Among white households median income rose by 3% between 2017 to 2018 – from $89,580 to $92,267. Black households experienced an increase in median income from $47,460 to $54,931, 16%. Yet, Black households continue to have only 60% as much as White households in the City of San Diego. The unequal income distribution between White households and Black, Latinx, and Native American households is persistent.
Specifically, when looking at the difference between median income by race compared to the City of San Diego median income, Black and Latinx households’ incomes have consistently been less than the city median.
The poverty rate increased for both Black and Asian households throughout the city, while it decreased for White, Latinx and Native American households. Despite these changes within racial categories, the overall nature of racial inequality has not changed. Poverty rates for both Black and Latinx people remain at more than double the rate for White people.
Income Inequality Has Worsened over the Years
The highest income families have an increasingly larger percentage of the total income in the City of San Diego while the lowest income families (the bottom 40% of income earners) possess less. The top 5% of income earners have almost as much income as the bottom 60% of households.

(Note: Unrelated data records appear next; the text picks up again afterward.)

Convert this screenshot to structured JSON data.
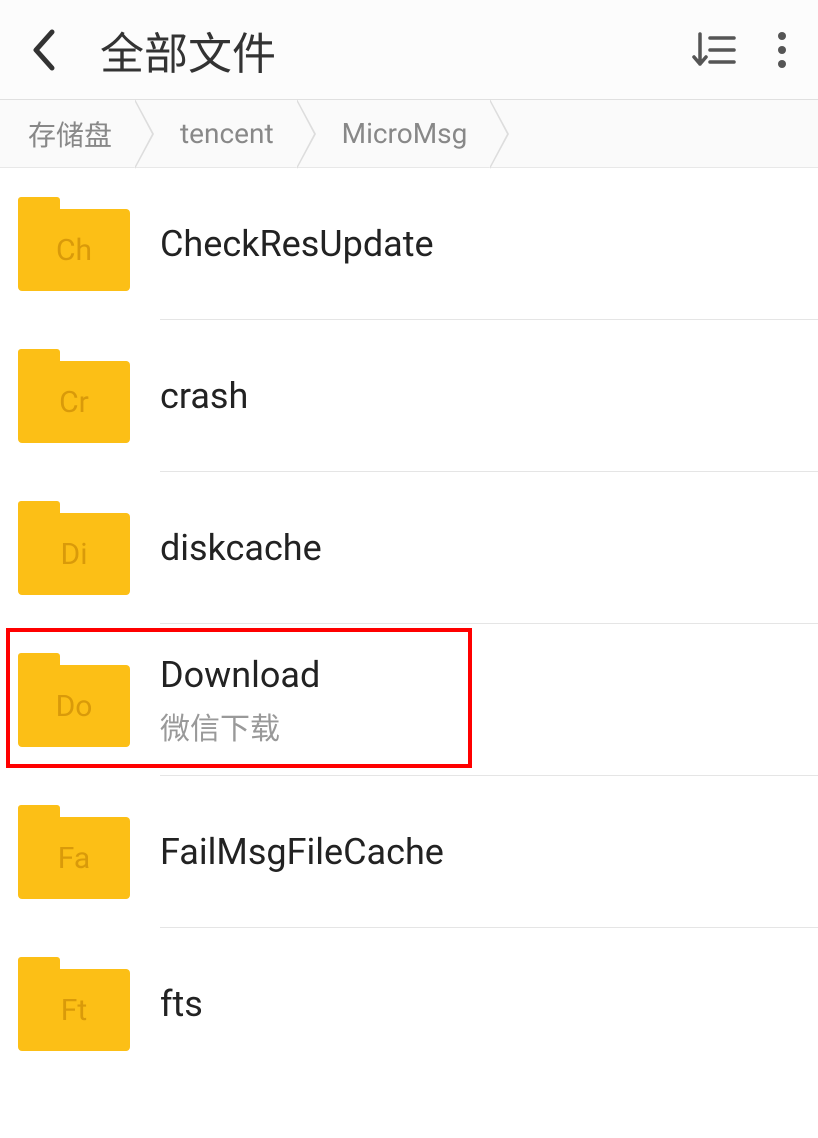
{
  "header": {
    "title": "全部文件"
  },
  "breadcrumb": {
    "items": [
      {
        "label": "存储盘"
      },
      {
        "label": "tencent"
      },
      {
        "label": "MicroMsg"
      }
    ]
  },
  "files": [
    {
      "iconLabel": "Ch",
      "name": "CheckResUpdate",
      "subtitle": ""
    },
    {
      "iconLabel": "Cr",
      "name": "crash",
      "subtitle": ""
    },
    {
      "iconLabel": "Di",
      "name": "diskcache",
      "subtitle": ""
    },
    {
      "iconLabel": "Do",
      "name": "Download",
      "subtitle": "微信下载",
      "highlighted": true
    },
    {
      "iconLabel": "Fa",
      "name": "FailMsgFileCache",
      "subtitle": ""
    },
    {
      "iconLabel": "Ft",
      "name": "fts",
      "subtitle": ""
    }
  ]
}
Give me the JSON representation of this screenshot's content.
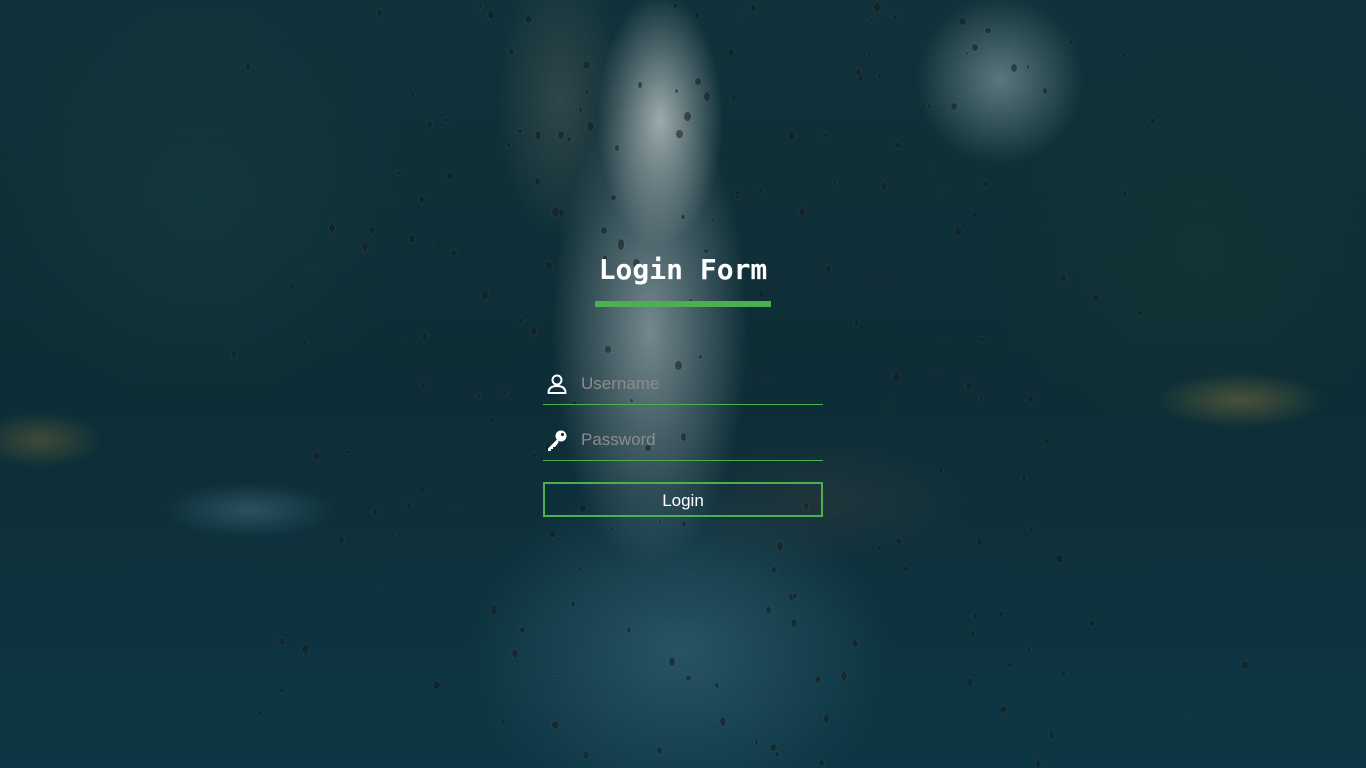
{
  "login_form": {
    "title": "Login Form",
    "username": {
      "placeholder": "Username",
      "value": "",
      "icon": "user-icon"
    },
    "password": {
      "placeholder": "Password",
      "value": "",
      "icon": "key-icon"
    },
    "submit_label": "Login"
  },
  "colors": {
    "accent": "#4caf50",
    "text": "#ffffff",
    "placeholder": "#8c8c8c"
  },
  "background": {
    "icon": "rainy-city-street-photo"
  }
}
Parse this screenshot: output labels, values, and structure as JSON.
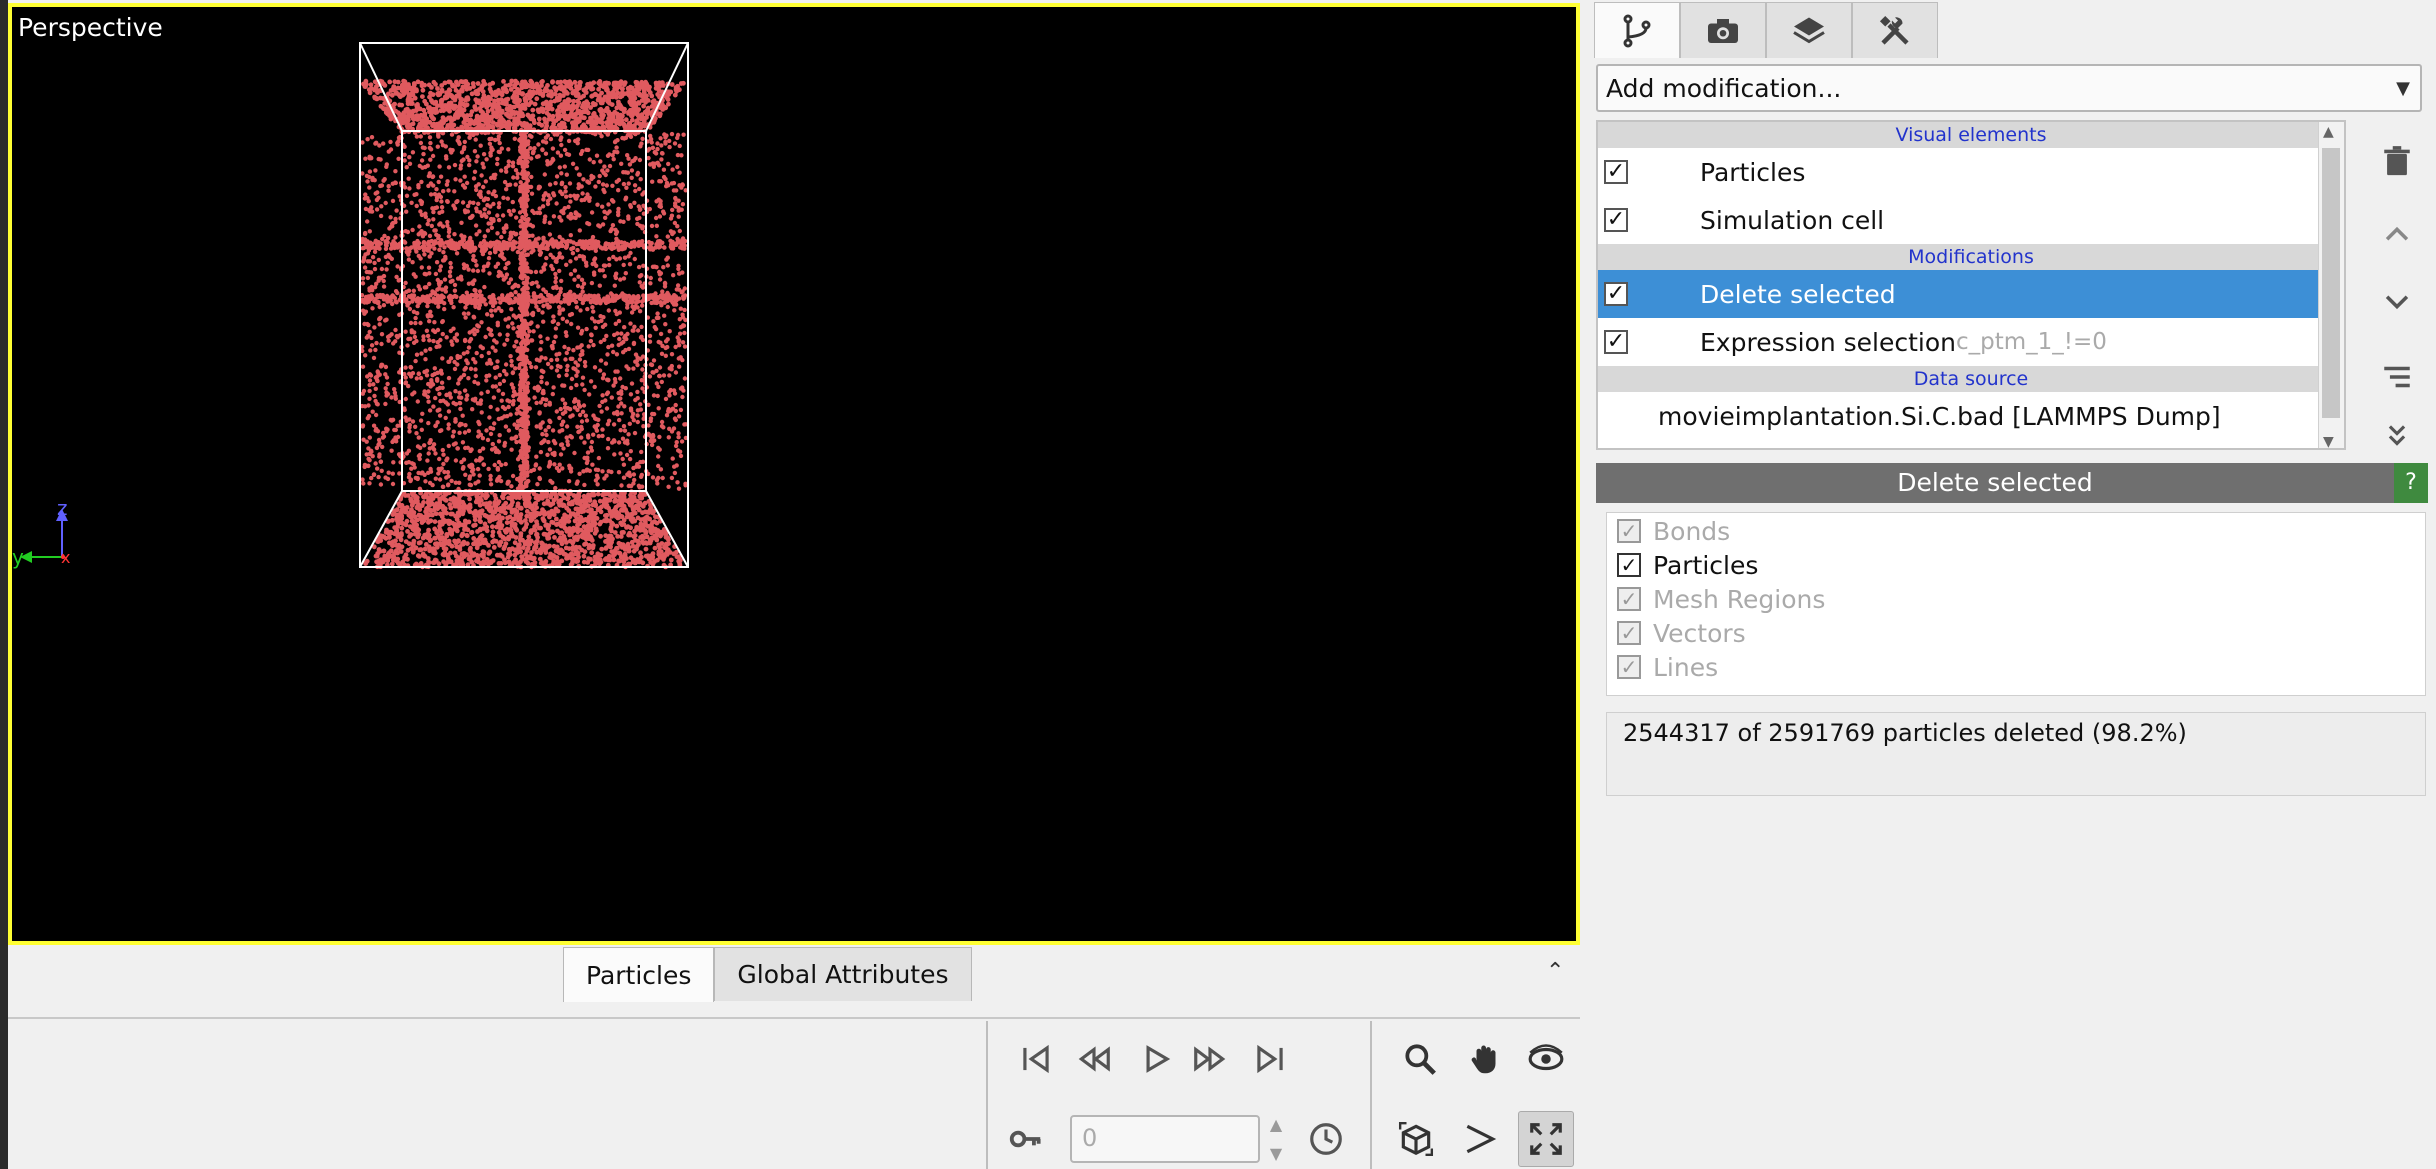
{
  "viewport": {
    "caption": "Perspective",
    "particle_color": "#e05a5f",
    "border_color": "#ffff33",
    "axes": {
      "z_label": "z",
      "y_label": "y",
      "x_label": "x"
    }
  },
  "data_tabs": [
    {
      "label": "Particles",
      "active": true
    },
    {
      "label": "Global Attributes",
      "active": false
    }
  ],
  "playback": {
    "frame_value": "0",
    "buttons": [
      "jump-to-start",
      "step-back",
      "play",
      "step-forward",
      "jump-to-end"
    ],
    "view_tools": [
      "zoom",
      "pan",
      "orbit",
      "zoom-scene-extents",
      "pick-orbit-center",
      "maximize-viewport"
    ]
  },
  "panel_tabs": [
    "pipeline-tab",
    "render-tab",
    "overlays-tab",
    "utilities-tab"
  ],
  "add_modification": {
    "label": "Add modification..."
  },
  "pipeline": {
    "sections": {
      "visual": "Visual elements",
      "modifications": "Modifications",
      "source": "Data source"
    },
    "visual_items": [
      {
        "label": "Particles",
        "checked": true
      },
      {
        "label": "Simulation cell",
        "checked": true
      }
    ],
    "modification_items": [
      {
        "label": "Delete selected",
        "checked": true,
        "selected": true,
        "extra": ""
      },
      {
        "label": "Expression selection",
        "checked": true,
        "selected": false,
        "extra": "c_ptm_1_!=0"
      }
    ],
    "source_item": {
      "label": "movieimplantation.Si.C.bad [LAMMPS Dump]"
    }
  },
  "editor": {
    "title": "Delete selected",
    "help": "?",
    "types": [
      {
        "label": "Bonds",
        "checked": true,
        "enabled": false
      },
      {
        "label": "Particles",
        "checked": true,
        "enabled": true
      },
      {
        "label": "Mesh Regions",
        "checked": true,
        "enabled": false
      },
      {
        "label": "Vectors",
        "checked": true,
        "enabled": false
      },
      {
        "label": "Lines",
        "checked": true,
        "enabled": false
      }
    ],
    "status": "2544317 of 2591769 particles deleted (98.2%)"
  }
}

Half of all the income in the City of San Diego is going to the top 20% of income earners.
Housing-cost Burden in the City of San Diego
Housing experts, including the US Department of Housing and Urban Development, consider households who spend more than 30% of their monthly income on housing costs to be housing burdened. Renters make up the majority (53%) of occupied housing units in the City of San Diego. The percentage of renters has grown by 6.7% since 2007. More than half (55.74%) of all renters and almost two in five (37.6%) homeowners are experiencing housing-cost burden in the City of San Diego. The burden for renters in the City of San Diego is slightly higher than renters’ housing burden in California (54.6%) and even higher than the national rate (49.7%), but is lower than San Diego County overall (57.8%).
Low Pay Among the City of San Diego’s Vital Workforce
For many of the workers who have been deemed essential during the COVID-19 crisis, the median income in these professions in 2018, were not enough to support a family. According to our most recent Making Ends Meet report, in 2017 a family with one adult and two children needed $66,145 a year to cover basic expenses. A family with 2 adults and 2 children needed $88,616 a year to cover basic necessities. Because of gender disparities in pay, this is particularly true for women in these professions. The annual median income for health care and social assistance workers was $45,799; $45,315 for educational services; $26,952 for retail workers; $23,358 for accommodations and food services; $36,376 for construction, and $30,394 for administrative support and waste management. Women are paid significantly less than men (65.8%) in the health care and social assistance, the largest industry in the City of San Diego. Women are paid less in all of the largest industries except construction and administrative and support and waste management services.
Except where otherwise noted, data are from the US Census Bureau’s 2018 1-year American Community Survey (ACS). City of San Diego data for 2019 will not be available until late September of 2020.
Annually, CPI releases a series of Poverty, Income, and Earnings Reports providing the latest data and insight on regional poverty, income, and earnings. These reports are used by advocates and policymakers to make informed, positive changes that improve the environmental, mental, and physical health of our community. We would like to thank the San Diego County Board of Supervisors for supporting this year’s report series.